"We have noticed an increase in the amount of patients wanting cosmetic procedures so we are planning to offer these treatments to patients privately at a reduced amount than the Royal United Hospital in Bath."

The doctors at the practice will be carrying out the procedures using radio surgery, which involves scalpels that seal the skin as they cut and leave little scarring. The surgery is planning to offer Botox injections, which fill out wrinkles, and Restylane fillers, which are injections that reduce wrinkles.

They will also be offering Intense Pulse Light Therapy (IPLT), which can permanently reduce hair growth and can regenerate skin and remove skin blemishes like freckles and liver spots.

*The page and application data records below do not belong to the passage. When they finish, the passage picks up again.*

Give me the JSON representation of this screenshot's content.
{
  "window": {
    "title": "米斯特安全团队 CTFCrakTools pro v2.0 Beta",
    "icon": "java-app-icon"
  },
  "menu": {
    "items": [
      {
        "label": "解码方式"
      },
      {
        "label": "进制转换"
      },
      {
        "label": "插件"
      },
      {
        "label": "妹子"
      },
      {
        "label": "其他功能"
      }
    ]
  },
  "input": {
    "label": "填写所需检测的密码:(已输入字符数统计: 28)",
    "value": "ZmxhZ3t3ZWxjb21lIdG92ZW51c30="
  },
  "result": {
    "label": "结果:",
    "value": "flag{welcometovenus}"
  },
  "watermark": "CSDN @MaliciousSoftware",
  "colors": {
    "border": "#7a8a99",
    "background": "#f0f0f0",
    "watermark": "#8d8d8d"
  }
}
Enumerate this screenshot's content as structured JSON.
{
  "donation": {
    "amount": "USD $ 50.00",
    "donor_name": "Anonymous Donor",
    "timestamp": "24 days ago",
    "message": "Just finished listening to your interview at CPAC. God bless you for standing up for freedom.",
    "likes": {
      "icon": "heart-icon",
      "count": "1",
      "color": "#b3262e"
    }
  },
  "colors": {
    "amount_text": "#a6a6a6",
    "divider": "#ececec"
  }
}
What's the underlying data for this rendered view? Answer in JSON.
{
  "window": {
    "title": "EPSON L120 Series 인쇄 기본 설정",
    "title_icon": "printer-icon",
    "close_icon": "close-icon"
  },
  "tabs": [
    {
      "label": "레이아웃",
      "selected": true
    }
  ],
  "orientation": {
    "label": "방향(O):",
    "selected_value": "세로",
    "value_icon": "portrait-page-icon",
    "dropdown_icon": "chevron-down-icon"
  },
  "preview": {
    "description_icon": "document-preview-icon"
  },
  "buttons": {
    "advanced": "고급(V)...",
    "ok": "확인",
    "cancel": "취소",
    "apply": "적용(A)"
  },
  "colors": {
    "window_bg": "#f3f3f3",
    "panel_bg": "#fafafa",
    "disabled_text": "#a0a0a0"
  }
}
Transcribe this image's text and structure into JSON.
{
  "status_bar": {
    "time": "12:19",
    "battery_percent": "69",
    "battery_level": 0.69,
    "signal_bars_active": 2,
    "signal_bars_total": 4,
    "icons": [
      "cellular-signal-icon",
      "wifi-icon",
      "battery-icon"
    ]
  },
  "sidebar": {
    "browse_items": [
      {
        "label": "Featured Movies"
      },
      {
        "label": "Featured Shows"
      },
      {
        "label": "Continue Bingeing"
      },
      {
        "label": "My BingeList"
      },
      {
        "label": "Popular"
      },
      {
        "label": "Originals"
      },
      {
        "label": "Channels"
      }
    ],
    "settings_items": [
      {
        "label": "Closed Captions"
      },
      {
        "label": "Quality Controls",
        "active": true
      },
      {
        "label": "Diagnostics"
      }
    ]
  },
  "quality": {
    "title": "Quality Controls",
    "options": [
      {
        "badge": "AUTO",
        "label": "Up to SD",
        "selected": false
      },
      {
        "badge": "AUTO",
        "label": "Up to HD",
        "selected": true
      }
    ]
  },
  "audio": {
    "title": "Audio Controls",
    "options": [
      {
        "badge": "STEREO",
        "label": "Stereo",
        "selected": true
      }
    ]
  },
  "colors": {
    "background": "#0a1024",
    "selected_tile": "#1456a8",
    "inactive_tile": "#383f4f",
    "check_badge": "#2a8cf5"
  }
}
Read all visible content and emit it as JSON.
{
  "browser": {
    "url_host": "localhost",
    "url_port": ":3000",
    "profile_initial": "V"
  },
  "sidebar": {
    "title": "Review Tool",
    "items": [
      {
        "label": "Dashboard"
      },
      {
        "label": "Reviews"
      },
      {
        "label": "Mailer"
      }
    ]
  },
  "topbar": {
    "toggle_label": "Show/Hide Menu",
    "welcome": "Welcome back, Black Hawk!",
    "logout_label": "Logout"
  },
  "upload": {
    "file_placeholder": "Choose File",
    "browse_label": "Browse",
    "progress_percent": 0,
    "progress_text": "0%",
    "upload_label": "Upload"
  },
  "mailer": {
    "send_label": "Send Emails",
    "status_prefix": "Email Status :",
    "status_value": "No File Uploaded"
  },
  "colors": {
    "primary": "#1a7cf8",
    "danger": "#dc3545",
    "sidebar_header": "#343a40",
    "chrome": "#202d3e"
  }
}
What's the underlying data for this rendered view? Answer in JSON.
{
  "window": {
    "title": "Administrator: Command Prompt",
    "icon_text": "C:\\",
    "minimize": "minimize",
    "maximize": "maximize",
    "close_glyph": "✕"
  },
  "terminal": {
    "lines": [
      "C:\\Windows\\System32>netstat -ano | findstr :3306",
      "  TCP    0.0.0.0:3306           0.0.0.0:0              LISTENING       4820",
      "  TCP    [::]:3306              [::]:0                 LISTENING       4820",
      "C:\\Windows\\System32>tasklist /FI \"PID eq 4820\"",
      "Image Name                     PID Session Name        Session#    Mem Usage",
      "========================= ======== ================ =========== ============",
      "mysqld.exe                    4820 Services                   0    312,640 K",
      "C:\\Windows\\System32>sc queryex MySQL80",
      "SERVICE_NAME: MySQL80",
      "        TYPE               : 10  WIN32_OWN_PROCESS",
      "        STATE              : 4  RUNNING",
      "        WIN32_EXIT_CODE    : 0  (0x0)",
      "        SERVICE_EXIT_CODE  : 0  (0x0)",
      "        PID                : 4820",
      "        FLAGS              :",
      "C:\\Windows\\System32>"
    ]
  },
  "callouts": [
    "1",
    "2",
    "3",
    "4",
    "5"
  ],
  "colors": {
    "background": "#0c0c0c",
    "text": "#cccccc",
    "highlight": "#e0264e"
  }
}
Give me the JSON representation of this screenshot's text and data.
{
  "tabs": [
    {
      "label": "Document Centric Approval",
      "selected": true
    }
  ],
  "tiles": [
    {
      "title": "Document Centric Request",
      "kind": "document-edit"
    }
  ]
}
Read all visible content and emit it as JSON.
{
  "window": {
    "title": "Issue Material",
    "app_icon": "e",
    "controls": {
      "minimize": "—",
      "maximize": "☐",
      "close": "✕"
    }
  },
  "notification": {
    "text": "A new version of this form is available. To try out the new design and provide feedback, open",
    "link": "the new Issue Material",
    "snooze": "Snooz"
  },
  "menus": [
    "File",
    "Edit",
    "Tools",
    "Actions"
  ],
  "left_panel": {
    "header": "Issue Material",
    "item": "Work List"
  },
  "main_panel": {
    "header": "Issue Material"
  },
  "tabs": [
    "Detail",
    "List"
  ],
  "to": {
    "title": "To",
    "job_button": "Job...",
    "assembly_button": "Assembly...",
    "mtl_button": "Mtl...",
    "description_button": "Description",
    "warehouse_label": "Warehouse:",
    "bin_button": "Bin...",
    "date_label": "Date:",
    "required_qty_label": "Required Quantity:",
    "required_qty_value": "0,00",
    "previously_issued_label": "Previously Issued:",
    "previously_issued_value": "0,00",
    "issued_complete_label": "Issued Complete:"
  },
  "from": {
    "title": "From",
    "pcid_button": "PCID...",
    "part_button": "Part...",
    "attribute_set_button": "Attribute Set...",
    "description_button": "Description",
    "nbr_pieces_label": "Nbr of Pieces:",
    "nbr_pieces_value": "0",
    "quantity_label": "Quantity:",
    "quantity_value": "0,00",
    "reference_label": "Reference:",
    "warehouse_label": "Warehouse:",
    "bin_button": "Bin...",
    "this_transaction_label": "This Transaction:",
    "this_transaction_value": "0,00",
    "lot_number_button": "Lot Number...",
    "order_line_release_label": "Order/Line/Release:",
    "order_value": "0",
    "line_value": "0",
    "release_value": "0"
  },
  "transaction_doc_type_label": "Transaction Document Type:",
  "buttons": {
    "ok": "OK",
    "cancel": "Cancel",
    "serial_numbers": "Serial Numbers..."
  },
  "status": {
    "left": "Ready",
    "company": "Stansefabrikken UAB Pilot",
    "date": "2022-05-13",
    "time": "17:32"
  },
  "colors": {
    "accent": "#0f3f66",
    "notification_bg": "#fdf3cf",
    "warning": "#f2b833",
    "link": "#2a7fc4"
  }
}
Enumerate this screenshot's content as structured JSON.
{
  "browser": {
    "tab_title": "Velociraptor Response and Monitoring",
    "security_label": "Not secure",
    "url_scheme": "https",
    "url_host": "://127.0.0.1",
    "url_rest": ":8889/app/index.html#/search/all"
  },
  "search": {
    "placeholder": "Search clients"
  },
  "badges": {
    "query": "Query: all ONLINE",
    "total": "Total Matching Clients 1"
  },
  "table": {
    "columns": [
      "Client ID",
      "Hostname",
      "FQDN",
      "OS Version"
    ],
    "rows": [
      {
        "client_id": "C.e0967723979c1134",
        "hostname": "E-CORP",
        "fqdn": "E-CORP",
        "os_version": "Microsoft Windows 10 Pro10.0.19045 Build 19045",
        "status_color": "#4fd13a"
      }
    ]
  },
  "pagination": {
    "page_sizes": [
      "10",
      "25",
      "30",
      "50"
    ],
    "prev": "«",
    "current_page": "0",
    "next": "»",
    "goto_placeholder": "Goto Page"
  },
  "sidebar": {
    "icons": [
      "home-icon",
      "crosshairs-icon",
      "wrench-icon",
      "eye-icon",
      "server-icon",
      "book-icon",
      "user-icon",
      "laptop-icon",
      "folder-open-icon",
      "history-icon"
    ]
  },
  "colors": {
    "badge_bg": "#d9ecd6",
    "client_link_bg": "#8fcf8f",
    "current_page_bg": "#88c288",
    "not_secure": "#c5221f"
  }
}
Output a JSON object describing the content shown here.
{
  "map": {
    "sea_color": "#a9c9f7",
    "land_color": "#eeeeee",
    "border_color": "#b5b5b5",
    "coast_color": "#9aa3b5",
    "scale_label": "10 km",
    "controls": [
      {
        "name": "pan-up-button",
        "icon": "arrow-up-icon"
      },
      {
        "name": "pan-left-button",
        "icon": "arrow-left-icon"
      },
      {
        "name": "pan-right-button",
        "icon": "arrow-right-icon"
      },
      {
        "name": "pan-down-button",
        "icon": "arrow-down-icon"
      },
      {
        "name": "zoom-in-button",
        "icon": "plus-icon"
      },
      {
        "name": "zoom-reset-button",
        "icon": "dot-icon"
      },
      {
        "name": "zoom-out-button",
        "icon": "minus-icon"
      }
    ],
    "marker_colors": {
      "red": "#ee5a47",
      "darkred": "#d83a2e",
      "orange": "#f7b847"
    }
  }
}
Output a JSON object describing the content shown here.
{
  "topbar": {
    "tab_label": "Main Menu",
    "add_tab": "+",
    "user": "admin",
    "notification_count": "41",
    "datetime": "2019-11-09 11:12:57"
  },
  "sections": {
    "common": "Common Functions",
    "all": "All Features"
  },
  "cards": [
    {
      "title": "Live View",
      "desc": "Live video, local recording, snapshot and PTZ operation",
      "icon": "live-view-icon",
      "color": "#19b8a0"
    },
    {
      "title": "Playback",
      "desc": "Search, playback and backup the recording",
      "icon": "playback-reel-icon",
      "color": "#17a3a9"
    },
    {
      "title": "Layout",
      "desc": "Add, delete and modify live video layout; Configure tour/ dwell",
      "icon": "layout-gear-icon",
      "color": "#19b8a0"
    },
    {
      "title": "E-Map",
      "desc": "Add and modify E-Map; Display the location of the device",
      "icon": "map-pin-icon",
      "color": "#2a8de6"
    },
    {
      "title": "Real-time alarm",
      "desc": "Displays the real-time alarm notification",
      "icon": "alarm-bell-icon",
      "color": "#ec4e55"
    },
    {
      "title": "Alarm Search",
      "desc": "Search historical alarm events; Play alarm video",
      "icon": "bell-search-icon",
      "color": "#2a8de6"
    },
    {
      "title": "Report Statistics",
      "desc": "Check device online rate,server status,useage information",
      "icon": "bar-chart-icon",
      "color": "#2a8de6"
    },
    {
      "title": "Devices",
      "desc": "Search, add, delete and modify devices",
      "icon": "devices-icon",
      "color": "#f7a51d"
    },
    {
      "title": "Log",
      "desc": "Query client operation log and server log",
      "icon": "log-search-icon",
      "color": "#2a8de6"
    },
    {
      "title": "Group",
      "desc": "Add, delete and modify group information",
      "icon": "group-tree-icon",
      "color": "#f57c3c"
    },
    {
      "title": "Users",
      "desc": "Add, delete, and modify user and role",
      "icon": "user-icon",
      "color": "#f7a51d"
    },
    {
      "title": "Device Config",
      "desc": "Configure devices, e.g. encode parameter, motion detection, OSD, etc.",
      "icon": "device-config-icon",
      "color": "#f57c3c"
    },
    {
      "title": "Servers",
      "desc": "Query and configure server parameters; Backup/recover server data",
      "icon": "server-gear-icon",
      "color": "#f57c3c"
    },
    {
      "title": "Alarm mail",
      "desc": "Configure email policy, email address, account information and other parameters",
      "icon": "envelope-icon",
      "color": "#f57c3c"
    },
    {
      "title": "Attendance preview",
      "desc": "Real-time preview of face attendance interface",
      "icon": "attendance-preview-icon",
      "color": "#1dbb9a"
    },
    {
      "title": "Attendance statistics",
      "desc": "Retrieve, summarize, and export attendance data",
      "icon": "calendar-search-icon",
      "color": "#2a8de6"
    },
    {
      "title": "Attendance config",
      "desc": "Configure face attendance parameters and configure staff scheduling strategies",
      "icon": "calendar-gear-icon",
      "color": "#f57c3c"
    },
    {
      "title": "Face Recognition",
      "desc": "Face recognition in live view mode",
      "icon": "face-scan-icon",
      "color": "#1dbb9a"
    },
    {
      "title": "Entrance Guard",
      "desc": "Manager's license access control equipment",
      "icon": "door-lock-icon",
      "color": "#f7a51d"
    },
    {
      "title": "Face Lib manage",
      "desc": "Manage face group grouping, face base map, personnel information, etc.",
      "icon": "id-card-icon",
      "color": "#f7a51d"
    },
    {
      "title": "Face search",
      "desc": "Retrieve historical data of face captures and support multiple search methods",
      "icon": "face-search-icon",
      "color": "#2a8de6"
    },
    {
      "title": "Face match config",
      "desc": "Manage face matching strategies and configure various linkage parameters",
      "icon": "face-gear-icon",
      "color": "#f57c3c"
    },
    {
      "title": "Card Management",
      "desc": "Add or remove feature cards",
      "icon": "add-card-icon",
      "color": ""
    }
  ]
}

Botox injections come at a price though, starting off at 190, and Restylane is even more expensive at 350 a go.

The IPLT prices vary as to what type of area they are treating but typically the upper lip area would cost around 75.

The surgery has been offering some complementary procedures for a while, as Dr Vivian Stevens is a qualified medical acupuncture therapist and treats chronic pain such as whiplash and some back conditions.

But people need to be wary of who they approach for their cosmetic procedures.

Mr Williams said: "Lots of health spas are offering these services. There are even people who ride around on motorbikes offering Botox injections, although I think that's only in London."

The government is soon to change the rules so that people offering these procedures need to be registered by the Healthcare Commission.